WHAT TO DO: Provide the entries once more, identical in every word.

Component data from apps and pages:
________
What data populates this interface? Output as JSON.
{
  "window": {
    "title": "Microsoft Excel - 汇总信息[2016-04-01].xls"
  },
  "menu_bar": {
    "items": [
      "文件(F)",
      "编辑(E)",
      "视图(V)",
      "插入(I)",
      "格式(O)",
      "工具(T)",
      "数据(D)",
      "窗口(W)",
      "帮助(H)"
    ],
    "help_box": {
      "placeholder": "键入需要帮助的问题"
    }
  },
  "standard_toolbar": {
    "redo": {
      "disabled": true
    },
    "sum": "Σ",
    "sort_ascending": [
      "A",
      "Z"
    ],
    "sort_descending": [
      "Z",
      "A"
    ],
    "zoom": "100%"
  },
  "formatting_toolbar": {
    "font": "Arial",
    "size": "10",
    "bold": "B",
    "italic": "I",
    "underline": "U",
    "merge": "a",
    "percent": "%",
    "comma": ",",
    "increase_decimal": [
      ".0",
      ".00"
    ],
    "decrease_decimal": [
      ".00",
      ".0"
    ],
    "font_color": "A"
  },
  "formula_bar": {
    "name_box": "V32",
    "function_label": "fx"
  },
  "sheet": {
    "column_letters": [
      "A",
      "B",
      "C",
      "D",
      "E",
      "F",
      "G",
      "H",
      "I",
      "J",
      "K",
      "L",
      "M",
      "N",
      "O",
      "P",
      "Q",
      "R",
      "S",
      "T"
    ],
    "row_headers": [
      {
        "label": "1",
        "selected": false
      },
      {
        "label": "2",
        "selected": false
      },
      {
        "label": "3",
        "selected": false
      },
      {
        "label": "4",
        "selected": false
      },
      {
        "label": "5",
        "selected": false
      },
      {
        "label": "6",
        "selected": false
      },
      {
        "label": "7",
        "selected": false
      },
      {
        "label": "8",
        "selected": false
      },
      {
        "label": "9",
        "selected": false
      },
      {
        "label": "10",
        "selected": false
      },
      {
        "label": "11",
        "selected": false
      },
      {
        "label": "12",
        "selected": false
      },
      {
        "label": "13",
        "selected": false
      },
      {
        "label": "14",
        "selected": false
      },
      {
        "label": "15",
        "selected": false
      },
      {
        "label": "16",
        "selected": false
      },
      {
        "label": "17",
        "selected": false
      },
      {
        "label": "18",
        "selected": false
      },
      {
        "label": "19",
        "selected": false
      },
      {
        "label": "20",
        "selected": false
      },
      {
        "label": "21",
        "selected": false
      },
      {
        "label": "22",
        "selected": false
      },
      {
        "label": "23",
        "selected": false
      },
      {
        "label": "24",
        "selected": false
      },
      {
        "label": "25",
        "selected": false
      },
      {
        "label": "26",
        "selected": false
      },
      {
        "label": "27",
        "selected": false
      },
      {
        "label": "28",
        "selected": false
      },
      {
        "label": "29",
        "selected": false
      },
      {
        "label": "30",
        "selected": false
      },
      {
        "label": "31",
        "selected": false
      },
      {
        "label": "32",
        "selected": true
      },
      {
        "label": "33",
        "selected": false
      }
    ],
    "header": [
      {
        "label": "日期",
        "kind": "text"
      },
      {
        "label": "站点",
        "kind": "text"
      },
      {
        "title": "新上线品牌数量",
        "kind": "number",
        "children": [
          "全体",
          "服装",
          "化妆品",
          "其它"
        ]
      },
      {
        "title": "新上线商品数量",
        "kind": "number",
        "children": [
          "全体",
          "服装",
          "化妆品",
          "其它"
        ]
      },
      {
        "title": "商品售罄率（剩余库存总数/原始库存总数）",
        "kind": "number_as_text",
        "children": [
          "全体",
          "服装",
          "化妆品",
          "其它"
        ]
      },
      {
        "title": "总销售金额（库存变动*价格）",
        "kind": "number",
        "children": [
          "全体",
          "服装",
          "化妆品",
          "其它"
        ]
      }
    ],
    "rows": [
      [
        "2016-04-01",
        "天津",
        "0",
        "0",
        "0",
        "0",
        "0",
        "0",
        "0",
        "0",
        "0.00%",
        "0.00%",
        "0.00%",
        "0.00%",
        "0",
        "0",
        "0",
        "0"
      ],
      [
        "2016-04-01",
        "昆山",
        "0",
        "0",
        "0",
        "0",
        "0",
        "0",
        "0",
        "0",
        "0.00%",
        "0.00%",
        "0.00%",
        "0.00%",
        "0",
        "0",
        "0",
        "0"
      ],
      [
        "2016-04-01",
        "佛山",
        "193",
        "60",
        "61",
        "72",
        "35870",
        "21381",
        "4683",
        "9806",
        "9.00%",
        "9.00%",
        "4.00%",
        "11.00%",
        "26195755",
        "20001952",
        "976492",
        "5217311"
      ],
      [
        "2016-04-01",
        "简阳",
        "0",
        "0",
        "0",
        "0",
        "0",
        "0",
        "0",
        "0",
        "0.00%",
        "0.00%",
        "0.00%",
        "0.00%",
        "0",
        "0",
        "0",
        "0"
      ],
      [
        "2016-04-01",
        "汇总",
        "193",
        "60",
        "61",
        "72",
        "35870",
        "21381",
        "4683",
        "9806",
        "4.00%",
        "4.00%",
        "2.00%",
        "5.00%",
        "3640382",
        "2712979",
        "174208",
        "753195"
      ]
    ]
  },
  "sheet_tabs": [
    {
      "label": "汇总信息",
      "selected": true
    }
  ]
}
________
TASK RESPONSE:
What data populates this interface? Output as JSON.
{
  "window": {
    "title": "Microsoft Excel - 汇总信息[2016-04-01].xls"
  },
  "menu_bar": {
    "items": [
      "文件(F)",
      "编辑(E)",
      "视图(V)",
      "插入(I)",
      "格式(O)",
      "工具(T)",
      "数据(D)",
      "窗口(W)",
      "帮助(H)"
    ],
    "help_box": {
      "placeholder": "键入需要帮助的问题"
    }
  },
  "standard_toolbar": {
    "redo": {
      "disabled": true
    },
    "sum": "Σ",
    "sort_ascending": [
      "A",
      "Z"
    ],
    "sort_descending": [
      "Z",
      "A"
    ],
    "zoom": "100%"
  },
  "formatting_toolbar": {
    "font": "Arial",
    "size": "10",
    "bold": "B",
    "italic": "I",
    "underline": "U",
    "merge": "a",
    "percent": "%",
    "comma": ",",
    "increase_decimal": [
      ".0",
      ".00"
    ],
    "decrease_decimal": [
      ".00",
      ".0"
    ],
    "font_color": "A"
  },
  "formula_bar": {
    "name_box": "V32",
    "function_label": "fx"
  },
  "sheet": {
    "column_letters": [
      "A",
      "B",
      "C",
      "D",
      "E",
      "F",
      "G",
      "H",
      "I",
      "J",
      "K",
      "L",
      "M",
      "N",
      "O",
      "P",
      "Q",
      "R",
      "S",
      "T"
    ],
    "row_headers": [
      {
        "label": "1",
        "selected": false
      },
      {
        "label": "2",
        "selected": false
      },
      {
        "label": "3",
        "selected": false
      },
      {
        "label": "4",
        "selected": false
      },
      {
        "label": "5",
        "selected": false
      },
      {
        "label": "6",
        "selected": false
      },
      {
        "label": "7",
        "selected": false
      },
      {
        "label": "8",
        "selected": false
      },
      {
        "label": "9",
        "selected": false
      },
      {
        "label": "10",
        "selected": false
      },
      {
        "label": "11",
        "selected": false
      },
      {
        "label": "12",
        "selected": false
      },
      {
        "label": "13",
        "selected": false
      },
      {
        "label": "14",
        "selected": false
      },
      {
        "label": "15",
        "selected": false
      },
      {
        "label": "16",
        "selected": false
      },
      {
        "label": "17",
        "selected": false
      },
      {
        "label": "18",
        "selected": false
      },
      {
        "label": "19",
        "selected": false
      },
      {
        "label": "20",
        "selected": false
      },
      {
        "label": "21",
        "selected": false
      },
      {
        "label": "22",
        "selected": false
      },
      {
        "label": "23",
        "selected": false
      },
      {
        "label": "24",
        "selected": false
      },
      {
        "label": "25",
        "selected": false
      },
      {
        "label": "26",
        "selected": false
      },
      {
        "label": "27",
        "selected": false
      },
      {
        "label": "28",
        "selected": false
      },
      {
        "label": "29",
        "selected": false
      },
      {
        "label": "30",
        "selected": false
      },
      {
        "label": "31",
        "selected": false
      },
      {
        "label": "32",
        "selected": true
      },
      {
        "label": "33",
        "selected": false
      }
    ],
    "header": [
      {
        "label": "日期",
        "kind": "text"
      },
      {
        "label": "站点",
        "kind": "text"
      },
      {
        "title": "新上线品牌数量",
        "kind": "number",
        "children": [
          "全体",
          "服装",
          "化妆品",
          "其它"
        ]
      },
      {
        "title": "新上线商品数量",
        "kind": "number",
        "children": [
          "全体",
          "服装",
          "化妆品",
          "其它"
        ]
      },
      {
        "title": "商品售罄率（剩余库存总数/原始库存总数）",
        "kind": "number_as_text",
        "children": [
          "全体",
          "服装",
          "化妆品",
          "其它"
        ]
      },
      {
        "title": "总销售金额（库存变动*价格）",
        "kind": "number",
        "children": [
          "全体",
          "服装",
          "化妆品",
          "其它"
        ]
      }
    ],
    "rows": [
      [
        "2016-04-01",
        "天津",
        "0",
        "0",
        "0",
        "0",
        "0",
        "0",
        "0",
        "0",
        "0.00%",
        "0.00%",
        "0.00%",
        "0.00%",
        "0",
        "0",
        "0",
        "0"
      ],
      [
        "2016-04-01",
        "昆山",
        "0",
        "0",
        "0",
        "0",
        "0",
        "0",
        "0",
        "0",
        "0.00%",
        "0.00%",
        "0.00%",
        "0.00%",
        "0",
        "0",
        "0",
        "0"
      ],
      [
        "2016-04-01",
        "佛山",
        "193",
        "60",
        "61",
        "72",
        "35870",
        "21381",
        "4683",
        "9806",
        "9.00%",
        "9.00%",
        "4.00%",
        "11.00%",
        "26195755",
        "20001952",
        "976492",
        "5217311"
      ],
      [
        "2016-04-01",
        "简阳",
        "0",
        "0",
        "0",
        "0",
        "0",
        "0",
        "0",
        "0",
        "0.00%",
        "0.00%",
        "0.00%",
        "0.00%",
        "0",
        "0",
        "0",
        "0"
      ],
      [
        "2016-04-01",
        "汇总",
        "193",
        "60",
        "61",
        "72",
        "35870",
        "21381",
        "4683",
        "9806",
        "4.00%",
        "4.00%",
        "2.00%",
        "5.00%",
        "3640382",
        "2712979",
        "174208",
        "753195"
      ]
    ]
  },
  "sheet_tabs": [
    {
      "label": "汇总信息",
      "selected": true
    }
  ]
}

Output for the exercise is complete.